YOUR ASSIGNMENT —
Note each line in the data below that holds "header", and copy it.

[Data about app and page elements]
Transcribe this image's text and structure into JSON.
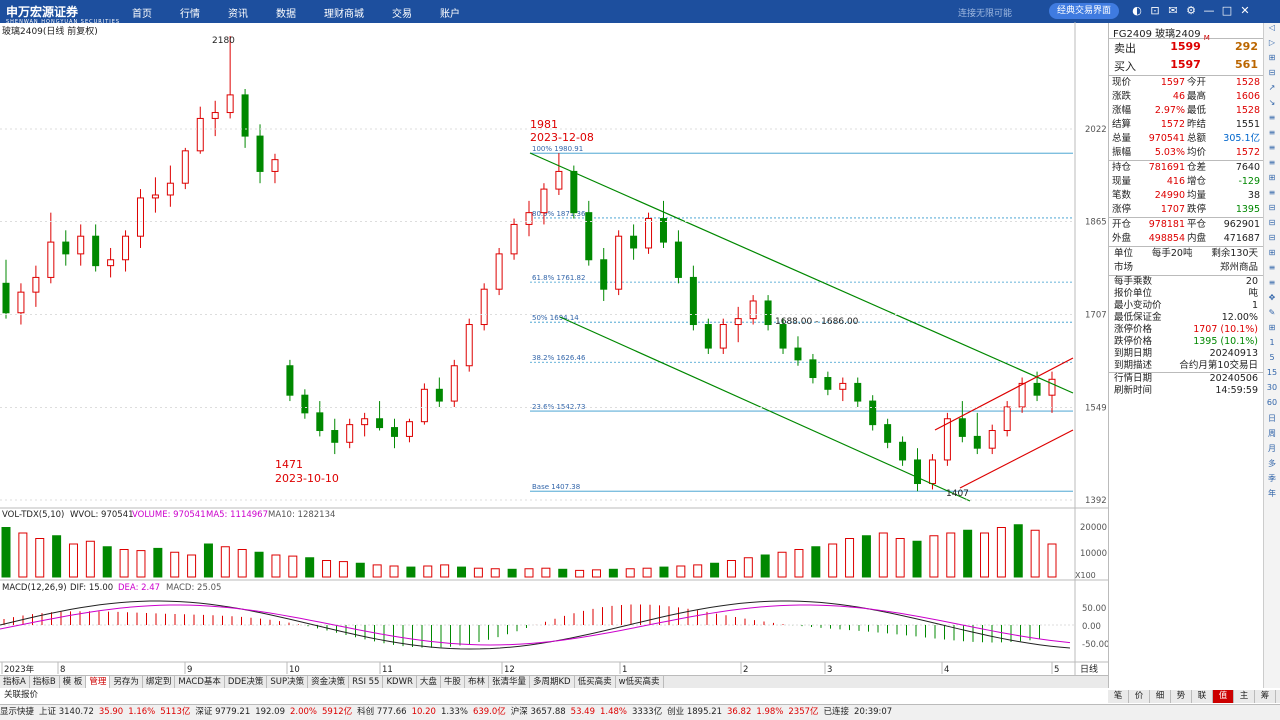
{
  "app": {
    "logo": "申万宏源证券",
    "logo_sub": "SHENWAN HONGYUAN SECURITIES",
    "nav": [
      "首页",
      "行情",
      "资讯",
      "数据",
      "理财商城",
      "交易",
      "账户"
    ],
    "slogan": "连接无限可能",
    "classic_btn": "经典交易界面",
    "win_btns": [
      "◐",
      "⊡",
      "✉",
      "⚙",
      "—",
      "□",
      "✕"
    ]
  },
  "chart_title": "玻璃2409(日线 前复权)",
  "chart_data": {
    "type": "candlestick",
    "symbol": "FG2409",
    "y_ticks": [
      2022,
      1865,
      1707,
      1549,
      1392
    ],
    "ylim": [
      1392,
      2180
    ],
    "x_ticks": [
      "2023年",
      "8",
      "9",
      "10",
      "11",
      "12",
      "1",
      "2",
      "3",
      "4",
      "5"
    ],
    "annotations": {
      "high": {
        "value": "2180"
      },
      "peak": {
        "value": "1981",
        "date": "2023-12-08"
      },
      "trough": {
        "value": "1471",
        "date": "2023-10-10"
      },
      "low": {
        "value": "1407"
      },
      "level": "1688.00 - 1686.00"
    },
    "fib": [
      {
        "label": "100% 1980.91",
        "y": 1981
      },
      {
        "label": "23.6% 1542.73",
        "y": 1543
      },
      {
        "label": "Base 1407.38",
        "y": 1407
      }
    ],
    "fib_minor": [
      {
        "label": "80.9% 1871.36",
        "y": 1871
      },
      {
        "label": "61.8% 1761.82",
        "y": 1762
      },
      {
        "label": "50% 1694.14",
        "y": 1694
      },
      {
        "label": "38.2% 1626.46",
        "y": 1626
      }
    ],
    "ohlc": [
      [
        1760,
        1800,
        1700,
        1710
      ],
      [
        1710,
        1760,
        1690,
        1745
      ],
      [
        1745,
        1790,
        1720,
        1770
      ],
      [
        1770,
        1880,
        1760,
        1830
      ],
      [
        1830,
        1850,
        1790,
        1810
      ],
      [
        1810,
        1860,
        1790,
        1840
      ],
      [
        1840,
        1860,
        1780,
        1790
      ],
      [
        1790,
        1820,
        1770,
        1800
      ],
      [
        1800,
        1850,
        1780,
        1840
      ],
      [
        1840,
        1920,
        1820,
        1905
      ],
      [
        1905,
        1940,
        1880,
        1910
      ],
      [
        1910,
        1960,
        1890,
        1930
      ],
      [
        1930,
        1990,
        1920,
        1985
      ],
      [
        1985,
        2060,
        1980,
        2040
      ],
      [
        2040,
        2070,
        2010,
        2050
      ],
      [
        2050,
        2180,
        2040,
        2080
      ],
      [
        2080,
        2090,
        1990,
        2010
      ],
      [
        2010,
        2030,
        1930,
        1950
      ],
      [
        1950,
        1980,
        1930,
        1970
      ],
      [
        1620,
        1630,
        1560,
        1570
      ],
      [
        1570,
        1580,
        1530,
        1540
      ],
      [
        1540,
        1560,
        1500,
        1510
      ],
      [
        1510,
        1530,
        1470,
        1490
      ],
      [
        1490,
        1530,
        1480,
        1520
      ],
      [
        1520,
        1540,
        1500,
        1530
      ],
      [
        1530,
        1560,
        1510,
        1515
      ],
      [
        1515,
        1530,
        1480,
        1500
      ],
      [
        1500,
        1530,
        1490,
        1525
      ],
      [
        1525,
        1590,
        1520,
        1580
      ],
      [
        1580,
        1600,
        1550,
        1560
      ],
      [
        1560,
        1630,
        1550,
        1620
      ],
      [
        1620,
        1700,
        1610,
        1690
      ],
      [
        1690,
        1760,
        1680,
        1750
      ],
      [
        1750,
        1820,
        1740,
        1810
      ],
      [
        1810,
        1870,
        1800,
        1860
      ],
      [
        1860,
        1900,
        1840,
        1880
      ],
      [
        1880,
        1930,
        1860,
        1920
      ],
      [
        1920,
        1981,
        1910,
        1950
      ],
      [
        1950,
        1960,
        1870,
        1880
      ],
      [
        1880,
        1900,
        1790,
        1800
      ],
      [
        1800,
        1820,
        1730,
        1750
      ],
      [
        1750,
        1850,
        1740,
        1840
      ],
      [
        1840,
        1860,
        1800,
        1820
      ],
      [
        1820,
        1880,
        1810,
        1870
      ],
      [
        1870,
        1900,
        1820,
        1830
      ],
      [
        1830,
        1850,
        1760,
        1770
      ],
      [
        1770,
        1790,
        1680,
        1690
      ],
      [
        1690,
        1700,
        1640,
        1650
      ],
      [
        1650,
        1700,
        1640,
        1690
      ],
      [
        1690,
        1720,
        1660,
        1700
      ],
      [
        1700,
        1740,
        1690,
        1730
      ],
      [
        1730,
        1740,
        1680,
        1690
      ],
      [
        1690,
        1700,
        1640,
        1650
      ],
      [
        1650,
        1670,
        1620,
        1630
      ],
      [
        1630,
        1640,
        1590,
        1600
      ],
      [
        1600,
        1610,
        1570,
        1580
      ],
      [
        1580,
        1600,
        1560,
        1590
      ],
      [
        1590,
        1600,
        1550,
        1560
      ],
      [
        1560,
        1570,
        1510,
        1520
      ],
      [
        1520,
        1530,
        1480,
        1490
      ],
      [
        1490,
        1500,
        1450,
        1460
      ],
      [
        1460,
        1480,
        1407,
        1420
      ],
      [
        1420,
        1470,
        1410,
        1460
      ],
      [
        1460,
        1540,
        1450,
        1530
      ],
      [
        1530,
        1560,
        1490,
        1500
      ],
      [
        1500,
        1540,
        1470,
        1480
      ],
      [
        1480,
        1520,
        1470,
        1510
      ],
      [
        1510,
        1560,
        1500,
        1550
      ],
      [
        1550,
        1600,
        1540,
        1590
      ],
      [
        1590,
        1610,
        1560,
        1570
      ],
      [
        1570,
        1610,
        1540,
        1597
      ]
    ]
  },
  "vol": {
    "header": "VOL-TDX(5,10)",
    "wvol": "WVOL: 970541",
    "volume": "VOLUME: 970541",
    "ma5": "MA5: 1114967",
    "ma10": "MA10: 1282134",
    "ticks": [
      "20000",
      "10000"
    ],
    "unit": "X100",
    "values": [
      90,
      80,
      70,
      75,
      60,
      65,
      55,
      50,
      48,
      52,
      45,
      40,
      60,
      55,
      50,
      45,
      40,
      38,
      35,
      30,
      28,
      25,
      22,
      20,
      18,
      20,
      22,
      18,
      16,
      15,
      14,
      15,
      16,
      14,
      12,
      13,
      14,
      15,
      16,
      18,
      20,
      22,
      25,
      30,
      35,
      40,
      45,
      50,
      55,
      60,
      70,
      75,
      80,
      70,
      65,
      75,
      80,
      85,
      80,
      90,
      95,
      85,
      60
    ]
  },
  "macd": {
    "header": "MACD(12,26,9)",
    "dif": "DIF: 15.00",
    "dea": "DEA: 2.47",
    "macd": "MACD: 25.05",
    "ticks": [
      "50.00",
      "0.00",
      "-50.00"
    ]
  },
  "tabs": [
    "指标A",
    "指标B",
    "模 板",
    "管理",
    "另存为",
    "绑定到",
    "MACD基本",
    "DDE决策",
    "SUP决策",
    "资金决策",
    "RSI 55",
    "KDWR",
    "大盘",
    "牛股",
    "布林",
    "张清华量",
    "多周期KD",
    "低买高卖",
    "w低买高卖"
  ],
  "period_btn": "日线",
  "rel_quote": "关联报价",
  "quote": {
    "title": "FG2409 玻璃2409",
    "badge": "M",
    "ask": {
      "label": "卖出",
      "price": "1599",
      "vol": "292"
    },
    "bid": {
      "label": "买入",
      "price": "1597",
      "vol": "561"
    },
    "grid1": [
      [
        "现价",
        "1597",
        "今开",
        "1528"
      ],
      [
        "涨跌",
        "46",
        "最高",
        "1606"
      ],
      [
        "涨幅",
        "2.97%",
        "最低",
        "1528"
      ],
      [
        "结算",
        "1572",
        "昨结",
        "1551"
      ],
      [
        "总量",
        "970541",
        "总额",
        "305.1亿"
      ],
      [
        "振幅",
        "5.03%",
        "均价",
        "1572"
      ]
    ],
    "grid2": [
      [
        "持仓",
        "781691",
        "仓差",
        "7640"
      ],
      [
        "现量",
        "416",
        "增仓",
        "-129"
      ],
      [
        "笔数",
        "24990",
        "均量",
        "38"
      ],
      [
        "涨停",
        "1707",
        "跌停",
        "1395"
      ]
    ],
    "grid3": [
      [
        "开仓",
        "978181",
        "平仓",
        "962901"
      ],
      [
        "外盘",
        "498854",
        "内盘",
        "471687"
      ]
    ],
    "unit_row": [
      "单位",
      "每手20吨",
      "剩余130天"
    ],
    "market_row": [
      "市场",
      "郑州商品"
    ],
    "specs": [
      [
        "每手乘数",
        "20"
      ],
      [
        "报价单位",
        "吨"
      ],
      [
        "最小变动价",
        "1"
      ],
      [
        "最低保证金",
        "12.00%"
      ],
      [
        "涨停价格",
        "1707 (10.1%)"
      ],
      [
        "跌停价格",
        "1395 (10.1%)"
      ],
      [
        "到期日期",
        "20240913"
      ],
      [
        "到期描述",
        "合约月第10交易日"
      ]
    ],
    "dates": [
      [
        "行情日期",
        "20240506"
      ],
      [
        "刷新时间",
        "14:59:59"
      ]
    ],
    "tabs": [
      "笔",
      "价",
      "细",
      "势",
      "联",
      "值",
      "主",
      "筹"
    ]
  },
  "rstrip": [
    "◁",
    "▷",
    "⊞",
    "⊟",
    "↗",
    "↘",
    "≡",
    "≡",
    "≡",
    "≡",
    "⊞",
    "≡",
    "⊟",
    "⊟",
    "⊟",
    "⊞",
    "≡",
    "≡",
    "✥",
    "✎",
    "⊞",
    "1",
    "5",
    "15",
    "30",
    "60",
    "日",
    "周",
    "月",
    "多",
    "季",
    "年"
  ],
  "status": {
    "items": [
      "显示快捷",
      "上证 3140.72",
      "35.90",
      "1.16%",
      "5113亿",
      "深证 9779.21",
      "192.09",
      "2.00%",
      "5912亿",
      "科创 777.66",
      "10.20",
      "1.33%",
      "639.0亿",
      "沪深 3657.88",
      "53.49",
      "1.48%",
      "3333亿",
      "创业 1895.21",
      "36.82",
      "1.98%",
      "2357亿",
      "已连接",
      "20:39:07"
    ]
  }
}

RESULT FOR THIS EXERCISE —
    "header": "VOL-TDX(5,10)",
    "header": "MACD(12,26,9)",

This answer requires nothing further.